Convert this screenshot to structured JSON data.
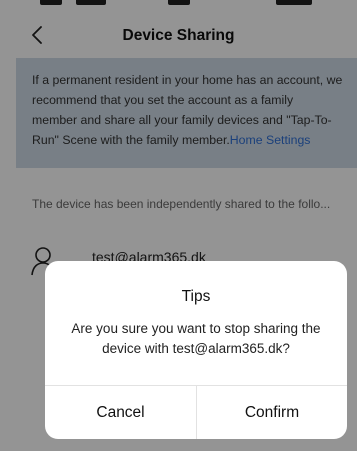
{
  "nav": {
    "title": "Device Sharing",
    "back_icon": "chevron-left-icon"
  },
  "info": {
    "line1": "If a permanent resident in your home has an account, we",
    "line2": "recommend that you set the account as a family",
    "line3": "member and share all your family devices and \"Tap-To-",
    "line4_text": "Run\" Scene with the family member.",
    "line4_link": "Home Settings"
  },
  "shared": {
    "section_label": "The device has been independently shared to the follo...",
    "users": [
      {
        "email": "test@alarm365.dk",
        "icon": "user-avatar-icon"
      }
    ]
  },
  "dialog": {
    "title": "Tips",
    "message_line1": "Are you sure you want to stop sharing the",
    "message_line2": "device with test@alarm365.dk?",
    "cancel_label": "Cancel",
    "confirm_label": "Confirm"
  },
  "colors": {
    "info_bg": "#cfdbe7",
    "link": "#2f6fd4",
    "overlay": "rgba(0,0,0,0.42)"
  }
}
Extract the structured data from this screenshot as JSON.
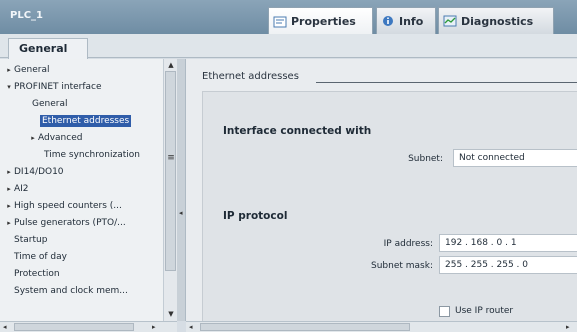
{
  "window": {
    "title": "PLC_1"
  },
  "tabs": [
    {
      "label": "Properties",
      "icon": "properties-icon",
      "active": true
    },
    {
      "label": "Info",
      "icon": "info-icon",
      "active": false
    },
    {
      "label": "Diagnostics",
      "icon": "diagnostics-icon",
      "active": false
    }
  ],
  "subtab": {
    "label": "General"
  },
  "nav": {
    "items": [
      {
        "label": "General",
        "arrow": "▸"
      },
      {
        "label": "PROFINET interface",
        "arrow": "▾"
      },
      {
        "label": "General",
        "arrow": ""
      },
      {
        "label": "Ethernet addresses",
        "arrow": "",
        "selected": true
      },
      {
        "label": "Advanced",
        "arrow": "▸"
      },
      {
        "label": "Time synchronization",
        "arrow": ""
      },
      {
        "label": "DI14/DO10",
        "arrow": "▸"
      },
      {
        "label": "AI2",
        "arrow": "▸"
      },
      {
        "label": "High speed counters (...",
        "arrow": "▸"
      },
      {
        "label": "Pulse generators (PTO/...",
        "arrow": "▸"
      },
      {
        "label": "Startup",
        "arrow": ""
      },
      {
        "label": "Time of day",
        "arrow": ""
      },
      {
        "label": "Protection",
        "arrow": ""
      },
      {
        "label": "System and clock mem...",
        "arrow": ""
      }
    ]
  },
  "content": {
    "section_title": "Ethernet addresses",
    "interface": {
      "title": "Interface connected with",
      "subnet_label": "Subnet:",
      "subnet_value": "Not connected"
    },
    "ip": {
      "title": "IP protocol",
      "ip_label": "IP address:",
      "ip_value": "192 . 168 . 0     . 1",
      "mask_label": "Subnet mask:",
      "mask_value": "255 . 255 . 255 . 0",
      "router_label": "Use IP router"
    }
  },
  "colors": {
    "selection": "#2f5da9",
    "titlebar": "#7f99ae",
    "panel": "#dfe3e7"
  }
}
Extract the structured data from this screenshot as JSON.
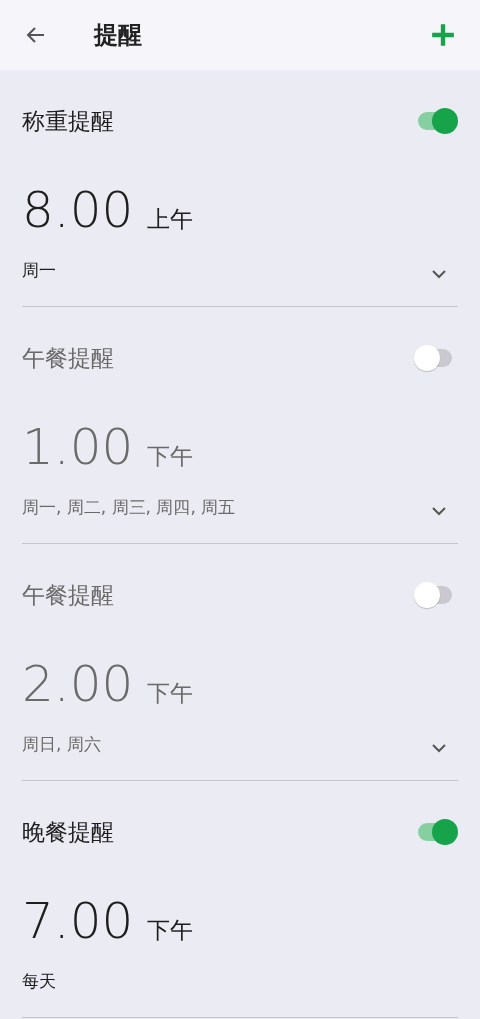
{
  "header": {
    "title": "提醒"
  },
  "reminders": [
    {
      "title": "称重提醒",
      "on": true,
      "time": "8.00",
      "period": "上午",
      "days": "周一",
      "chevron": true
    },
    {
      "title": "午餐提醒",
      "on": false,
      "time": "1.00",
      "period": "下午",
      "days": "周一, 周二, 周三, 周四, 周五",
      "chevron": true
    },
    {
      "title": "午餐提醒",
      "on": false,
      "time": "2.00",
      "period": "下午",
      "days": "周日, 周六",
      "chevron": true
    },
    {
      "title": "晚餐提醒",
      "on": true,
      "time": "7.00",
      "period": "下午",
      "days": "每天",
      "chevron": false
    }
  ]
}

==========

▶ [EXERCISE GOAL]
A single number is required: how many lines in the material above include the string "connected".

▶ [ANSWER BOX]
2